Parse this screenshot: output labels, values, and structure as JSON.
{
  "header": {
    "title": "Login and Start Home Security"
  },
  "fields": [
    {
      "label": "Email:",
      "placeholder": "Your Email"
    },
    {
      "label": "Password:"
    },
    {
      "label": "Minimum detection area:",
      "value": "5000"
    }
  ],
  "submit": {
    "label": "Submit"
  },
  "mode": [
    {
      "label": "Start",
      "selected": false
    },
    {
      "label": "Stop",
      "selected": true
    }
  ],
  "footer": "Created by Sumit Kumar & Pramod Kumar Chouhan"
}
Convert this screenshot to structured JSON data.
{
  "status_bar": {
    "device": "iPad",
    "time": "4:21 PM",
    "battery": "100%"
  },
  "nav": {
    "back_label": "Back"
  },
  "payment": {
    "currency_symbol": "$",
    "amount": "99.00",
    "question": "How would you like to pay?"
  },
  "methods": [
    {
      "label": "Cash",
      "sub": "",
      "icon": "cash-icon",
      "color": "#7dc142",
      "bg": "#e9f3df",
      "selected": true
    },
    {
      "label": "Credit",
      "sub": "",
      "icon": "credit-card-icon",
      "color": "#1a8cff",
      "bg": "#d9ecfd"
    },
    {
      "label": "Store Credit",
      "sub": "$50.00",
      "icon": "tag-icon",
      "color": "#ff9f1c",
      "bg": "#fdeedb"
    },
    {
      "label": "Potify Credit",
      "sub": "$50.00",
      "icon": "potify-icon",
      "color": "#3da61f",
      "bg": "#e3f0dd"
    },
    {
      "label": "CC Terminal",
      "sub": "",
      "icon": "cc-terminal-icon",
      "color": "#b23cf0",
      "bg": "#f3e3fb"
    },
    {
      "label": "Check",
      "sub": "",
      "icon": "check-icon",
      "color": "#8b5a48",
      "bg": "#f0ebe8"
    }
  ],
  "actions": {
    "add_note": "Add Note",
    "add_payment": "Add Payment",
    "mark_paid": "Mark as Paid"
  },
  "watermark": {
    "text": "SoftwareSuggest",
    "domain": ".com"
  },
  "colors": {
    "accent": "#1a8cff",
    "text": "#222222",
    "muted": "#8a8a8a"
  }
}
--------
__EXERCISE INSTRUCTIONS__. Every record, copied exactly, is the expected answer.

__YOUR RESPONSE__.
Parse this screenshot: output labels, values, and structure as JSON.
{
  "header": {
    "title": "Login and Start Home Security"
  },
  "fields": [
    {
      "label": "Email:",
      "placeholder": "Your Email"
    },
    {
      "label": "Password:"
    },
    {
      "label": "Minimum detection area:",
      "value": "5000"
    }
  ],
  "submit": {
    "label": "Submit"
  },
  "mode": [
    {
      "label": "Start",
      "selected": false
    },
    {
      "label": "Stop",
      "selected": true
    }
  ],
  "footer": "Created by Sumit Kumar & Pramod Kumar Chouhan"
}
Convert this screenshot to structured JSON data.
{
  "status_bar": {
    "device": "iPad",
    "time": "4:21 PM",
    "battery": "100%"
  },
  "nav": {
    "back_label": "Back"
  },
  "payment": {
    "currency_symbol": "$",
    "amount": "99.00",
    "question": "How would you like to pay?"
  },
  "methods": [
    {
      "label": "Cash",
      "sub": "",
      "icon": "cash-icon",
      "color": "#7dc142",
      "bg": "#e9f3df",
      "selected": true
    },
    {
      "label": "Credit",
      "sub": "",
      "icon": "credit-card-icon",
      "color": "#1a8cff",
      "bg": "#d9ecfd"
    },
    {
      "label": "Store Credit",
      "sub": "$50.00",
      "icon": "tag-icon",
      "color": "#ff9f1c",
      "bg": "#fdeedb"
    },
    {
      "label": "Potify Credit",
      "sub": "$50.00",
      "icon": "potify-icon",
      "color": "#3da61f",
      "bg": "#e3f0dd"
    },
    {
      "label": "CC Terminal",
      "sub": "",
      "icon": "cc-terminal-icon",
      "color": "#b23cf0",
      "bg": "#f3e3fb"
    },
    {
      "label": "Check",
      "sub": "",
      "icon": "check-icon",
      "color": "#8b5a48",
      "bg": "#f0ebe8"
    }
  ],
  "actions": {
    "add_note": "Add Note",
    "add_payment": "Add Payment",
    "mark_paid": "Mark as Paid"
  },
  "watermark": {
    "text": "SoftwareSuggest",
    "domain": ".com"
  },
  "colors": {
    "accent": "#1a8cff",
    "text": "#222222",
    "muted": "#8a8a8a"
  }
}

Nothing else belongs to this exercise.